More than half of people with a hearing impairment wanted to see their GP but didn’t, according to a research study into the health of deaf people(1), writes Dr Amanda Powell.
This astonishing fact leads us to question why does this group of people feel they don’t want to access health care?
Not many of us like being a patient but put yourself in the shoes of a person with hearing loss and the experience just became much worse.
The obstacles are plentiful from booking the appointment, sitting waiting to be called and fearing you may have missed the announcement and the effort involved in having to communicate your symptoms and concerns whilst worrying whether the doctor understands you.
Then, receiving results that you don’t understand and feeling you can not discuss them properly and finally relying on an interpreter, putting all your trust that they are conveying the correct messages between you and the doctor. These are some of the reasons that are partly responsible for our opening statistic.
Doctors, in my view, also face challenges: an interpreter not always being available; concerns around getting the right history about the problem from the patient’s view; feelings that we may have offended them by perhaps taking a long time to correctly understand the problem; and finally, the pressure of time.
GPs, again in my opinion, do want to provide the best possible patient led care and want to deliver an excellent, seamless service.
Let’s have a look at the facts and figures. In the UK, approximately 1 in every 6 people have some form of hearing impairment(2).
Research conducted in 2015 investigated the health of the signing deaf community in the UK. It revealed that these patients have higher rates of known risk factors for chronic disease including cardiovascular disease, hypertension (high blood pressure) and diabetes and higher rates of self-reported depression.
In this subset,“there was a lack of health awareness, under-diagnosis and under-treatment of chronic conditions”. This may be putting them at risk of preventable conditions and potentially reduced life expectancy (3).Changes must be made to remedy this health inequality.
Below are some simple ideas to deliver a streamlined service for patients with hearing loss:
- Make sure ALL staff complete a deaf awareness training course.
- Make sure your ebooking service is working. Alternatively, ensure your patients with hearing loss are aware of the ‘Next Generation Text Service’.
GPs are under significant pressure to complete their consultations in 10 minutes.

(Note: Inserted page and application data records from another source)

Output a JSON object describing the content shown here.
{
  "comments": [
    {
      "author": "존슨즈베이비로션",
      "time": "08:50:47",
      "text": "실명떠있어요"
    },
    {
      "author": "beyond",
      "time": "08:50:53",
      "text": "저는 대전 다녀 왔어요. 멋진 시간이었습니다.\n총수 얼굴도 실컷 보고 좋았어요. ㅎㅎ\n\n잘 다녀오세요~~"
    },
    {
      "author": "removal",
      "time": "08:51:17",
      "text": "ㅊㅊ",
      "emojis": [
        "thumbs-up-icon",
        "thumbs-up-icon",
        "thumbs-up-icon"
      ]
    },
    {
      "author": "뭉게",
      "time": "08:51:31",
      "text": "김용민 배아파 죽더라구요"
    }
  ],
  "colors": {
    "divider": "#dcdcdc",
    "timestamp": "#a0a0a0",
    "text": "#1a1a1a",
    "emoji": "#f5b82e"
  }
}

Having an interpreter present can lengthen an appointment, it can be a good idea to book a double appointment. This can be discussed with your GP practice.
- Always ask the patient their preferred form of communication.
- Show the patient the screen in the waiting room where their name will appear so they don’t feel anxious about missing their appointment. If there is no screen, the doctor could collect them from the waiting room or a vibration pager could be provided.
- Ensure the GP computer system flags a patient that has a hearing impairment (however mild or severe).
- Reduce noise in both clinical and non-clinical areas and improve background lighting. Never talk to a patient with your back against the window. It is very difficult to lip read in poor lighting. Always face the patient when communicating with them, never look down and keep your hands away from your face.
- A patient wearing a hearing aid doesn’t mean they can hear normally.
- ALL deaf patients are entitled to an interpreter. Interpreters are often difficult to book. If possible, for routine care, try and book an interpreter 3 weeks before the appointment. This should be done by the health care provider.
Unless a patient tells you they want a friend or family member to interpret for them, never ask, always just go ahead and book the interpreter.
- Always ask the patient to repeat back to you what you have said to check their understanding.
- There are now virtual interpreters.
- Research into the health of deaf people, Study conducted by Ipsos Mori for SignHealth, 2013.
- The Current health of the signing deaf community in the UK compared with the general population: a cross-sectional study. Emond A, et al. BMJ Open 2015;5:e006668. doi:10.1136/bmjopen-2014-006668
About Dr Amanda Powell BM DRCOG MRCGP
Having qualified from Southampton University Medical School in 2006, Dr Powell subsequently completed her General Practice training in Winchester, Hampshire.
During various roles in the community she undertook two postgraduate diplomas focusing on Women’s Health (DFRSH and DRCOG). In 2012 she left her clinical GP role to move abroad and focus on raising her young family.
Living in Kuwait and now The Sultanate of Oman has exposed her to a diverse cultural approach to healthcare and provided an opportunity to pursue her non-clinical GP roles.
Dr Powell now works as a freelance medical writer and is soon to train as a health coach. She looks forward to returning to NHS General Practice building on experience gained in her non-clinical roles abroad.
Dr Amanda Powell has no conflict of interest pertaining to any companies or products mentioned in the article.
Dot Sign Language is able to help with deaf awareness training, more details can be found here.
50,000 people in the UK use British Sign Language (BSL) as a first language. Unlike other courses, Dot Sign Language provides teaching in basic sign language. This could be an excellent way to make your GP Practice more accessible and welcoming to BSL users and stand out from other surgeries. The training sessions also serve as a great way to motivate staff and bond the team.